In this section, we will see some of the configuration possibilities of Oracle VM Manager. The deployment of Oracle VM can be done in several ways. The server pools within Oracle VM platform is the best way to go about when setting up the Oracle VM farm. The following diagram will make it a bit easier to understand how the pools are built:
Let's take a closer look at the various components that play a key role in defining what type of Oracle Cloud farm we can build with Oracle's VM platform:
Oracle VM Manager Host: This machine will typically have Oracle's VM Manager installed. This is the place for us to be in order to carry out all of the administrative tasks. This can be done locally or can be done remotely depending on customer requirements.
Oracle VM Servers: These are typically the servers that come embedded with a Xen hypervisor installation. A typical server can perform three different functions—the Server pool master function, the Utility function, or merely the VM Server function. The VM Agent is responsible for interacting with those functions and the VM Manager, thus notifying the user of the role(s) of the specific server.
Server Pool Master role: This role is special for the server and interfaces with the outside world by communicating with the utility and VM servers. It also provides the load balancing capabilities by assigning the VM a VM Server that has the maximum resources available. We can only have one Server Pool Master in a pool.
Utility Server role: This server will carry out heavy I/O tasks such as copy, move, and so on. A typical Virtual Data Center can have loads of ISO files and templates that are deployed across VM Servers. We will see more of this in the Oracle VM Management chapter. We can have several Utility Servers. The Pool Master Server chooses the Utility Server with maximum available CPU resources to carry out the intensive tasks, thus balancing the load.
VM Server role: The main role of these servers is to host VMs. The Oracle VM agent installed on these servers communicates with the Utility Servers, Pool Master Server, and other VM Servers, thus aggregating all of the resources within the machines as a Single Logical Unit (SLU) to form a Sustainable Global Cloud Center.

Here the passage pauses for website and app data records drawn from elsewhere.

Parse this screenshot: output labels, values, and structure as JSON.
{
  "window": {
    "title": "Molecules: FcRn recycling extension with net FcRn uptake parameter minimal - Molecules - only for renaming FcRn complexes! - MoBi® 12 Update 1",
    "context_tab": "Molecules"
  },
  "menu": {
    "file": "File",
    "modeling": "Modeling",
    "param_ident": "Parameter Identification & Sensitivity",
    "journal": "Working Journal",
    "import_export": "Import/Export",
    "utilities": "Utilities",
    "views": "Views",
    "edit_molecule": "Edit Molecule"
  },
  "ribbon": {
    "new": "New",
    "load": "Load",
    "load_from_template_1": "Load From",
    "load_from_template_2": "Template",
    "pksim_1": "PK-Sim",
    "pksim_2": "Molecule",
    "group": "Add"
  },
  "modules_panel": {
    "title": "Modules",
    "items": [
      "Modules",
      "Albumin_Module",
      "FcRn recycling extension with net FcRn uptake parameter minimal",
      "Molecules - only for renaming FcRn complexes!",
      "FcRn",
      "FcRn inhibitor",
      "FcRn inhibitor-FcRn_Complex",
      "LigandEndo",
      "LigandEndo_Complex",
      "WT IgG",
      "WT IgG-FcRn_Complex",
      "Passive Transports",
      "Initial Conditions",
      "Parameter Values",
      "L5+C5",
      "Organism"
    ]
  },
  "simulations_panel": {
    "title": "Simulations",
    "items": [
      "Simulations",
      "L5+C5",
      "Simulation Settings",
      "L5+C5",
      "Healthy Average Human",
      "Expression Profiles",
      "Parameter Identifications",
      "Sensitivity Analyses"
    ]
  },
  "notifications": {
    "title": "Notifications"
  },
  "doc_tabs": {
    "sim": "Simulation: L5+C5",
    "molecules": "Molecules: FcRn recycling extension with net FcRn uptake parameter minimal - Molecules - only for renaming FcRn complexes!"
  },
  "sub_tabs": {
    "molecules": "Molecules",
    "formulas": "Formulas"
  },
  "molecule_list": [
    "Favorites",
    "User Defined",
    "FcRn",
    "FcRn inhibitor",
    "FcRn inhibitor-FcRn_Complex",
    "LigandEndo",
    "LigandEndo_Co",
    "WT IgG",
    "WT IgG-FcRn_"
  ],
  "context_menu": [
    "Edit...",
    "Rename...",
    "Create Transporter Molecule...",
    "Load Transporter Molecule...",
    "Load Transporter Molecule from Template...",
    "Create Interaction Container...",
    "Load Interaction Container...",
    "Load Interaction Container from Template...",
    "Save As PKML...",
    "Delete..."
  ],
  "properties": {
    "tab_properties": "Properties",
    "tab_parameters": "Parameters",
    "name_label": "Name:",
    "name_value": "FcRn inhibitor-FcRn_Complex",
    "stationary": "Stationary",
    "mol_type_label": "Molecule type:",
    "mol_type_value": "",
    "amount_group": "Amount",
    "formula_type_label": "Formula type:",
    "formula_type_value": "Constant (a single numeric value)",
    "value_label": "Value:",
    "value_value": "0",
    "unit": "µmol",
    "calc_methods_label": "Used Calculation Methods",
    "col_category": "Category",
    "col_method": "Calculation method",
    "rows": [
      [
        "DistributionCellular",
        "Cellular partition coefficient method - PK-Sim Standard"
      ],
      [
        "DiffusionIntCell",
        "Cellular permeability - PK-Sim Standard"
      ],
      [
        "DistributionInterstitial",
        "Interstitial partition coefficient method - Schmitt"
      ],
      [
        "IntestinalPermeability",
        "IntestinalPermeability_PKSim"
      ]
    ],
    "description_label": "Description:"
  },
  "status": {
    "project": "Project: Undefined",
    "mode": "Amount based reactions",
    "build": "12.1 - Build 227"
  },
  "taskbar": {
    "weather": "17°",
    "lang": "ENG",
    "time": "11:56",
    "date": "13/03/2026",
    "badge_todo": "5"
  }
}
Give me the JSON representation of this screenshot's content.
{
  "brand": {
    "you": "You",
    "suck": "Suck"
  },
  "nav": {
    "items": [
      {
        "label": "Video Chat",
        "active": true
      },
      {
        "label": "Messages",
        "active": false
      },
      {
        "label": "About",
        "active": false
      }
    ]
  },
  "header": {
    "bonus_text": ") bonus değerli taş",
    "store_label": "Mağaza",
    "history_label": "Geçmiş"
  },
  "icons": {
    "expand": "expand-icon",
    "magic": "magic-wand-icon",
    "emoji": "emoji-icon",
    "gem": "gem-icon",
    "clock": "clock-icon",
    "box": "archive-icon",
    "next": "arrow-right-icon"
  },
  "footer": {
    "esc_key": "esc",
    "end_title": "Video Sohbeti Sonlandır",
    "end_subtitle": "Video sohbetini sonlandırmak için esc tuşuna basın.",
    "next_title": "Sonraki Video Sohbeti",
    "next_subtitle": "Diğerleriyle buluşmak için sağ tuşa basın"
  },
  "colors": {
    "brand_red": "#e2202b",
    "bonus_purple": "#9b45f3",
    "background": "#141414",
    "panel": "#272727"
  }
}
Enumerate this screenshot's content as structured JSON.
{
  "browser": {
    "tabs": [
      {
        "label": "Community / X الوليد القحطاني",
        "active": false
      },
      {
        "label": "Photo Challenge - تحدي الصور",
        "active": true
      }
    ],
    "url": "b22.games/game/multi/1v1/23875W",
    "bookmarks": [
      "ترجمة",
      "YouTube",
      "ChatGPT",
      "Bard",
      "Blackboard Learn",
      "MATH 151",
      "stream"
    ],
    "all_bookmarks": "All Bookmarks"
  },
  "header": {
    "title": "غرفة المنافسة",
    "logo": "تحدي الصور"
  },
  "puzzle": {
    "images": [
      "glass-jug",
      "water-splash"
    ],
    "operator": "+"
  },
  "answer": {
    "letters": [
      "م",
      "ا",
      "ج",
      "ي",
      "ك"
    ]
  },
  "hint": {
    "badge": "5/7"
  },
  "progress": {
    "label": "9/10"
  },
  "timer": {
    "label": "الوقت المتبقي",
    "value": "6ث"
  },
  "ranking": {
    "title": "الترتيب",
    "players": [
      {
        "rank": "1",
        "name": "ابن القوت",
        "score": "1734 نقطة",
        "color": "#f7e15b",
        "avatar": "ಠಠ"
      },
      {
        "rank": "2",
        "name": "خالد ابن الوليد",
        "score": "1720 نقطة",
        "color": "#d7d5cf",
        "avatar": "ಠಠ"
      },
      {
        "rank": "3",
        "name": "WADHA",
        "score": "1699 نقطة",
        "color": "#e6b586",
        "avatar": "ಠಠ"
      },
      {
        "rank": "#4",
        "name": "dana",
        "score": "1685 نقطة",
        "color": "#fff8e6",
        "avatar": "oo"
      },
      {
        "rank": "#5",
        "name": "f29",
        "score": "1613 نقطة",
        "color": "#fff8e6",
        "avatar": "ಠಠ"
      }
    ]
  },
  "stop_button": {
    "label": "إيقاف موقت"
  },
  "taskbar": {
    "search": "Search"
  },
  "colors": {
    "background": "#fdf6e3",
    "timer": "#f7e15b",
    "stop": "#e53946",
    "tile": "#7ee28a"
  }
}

Server Pools: Multiple Server Pools can be created within a Data Center. For instance, Pool 1 could be a pool for a typical production environment for an enterprise customer, Pool 2 could be a typical production pool for an SMB customer, and Pool 3 can be a SMB+ customer's delight. The pools act and function as logical units within a Data Center.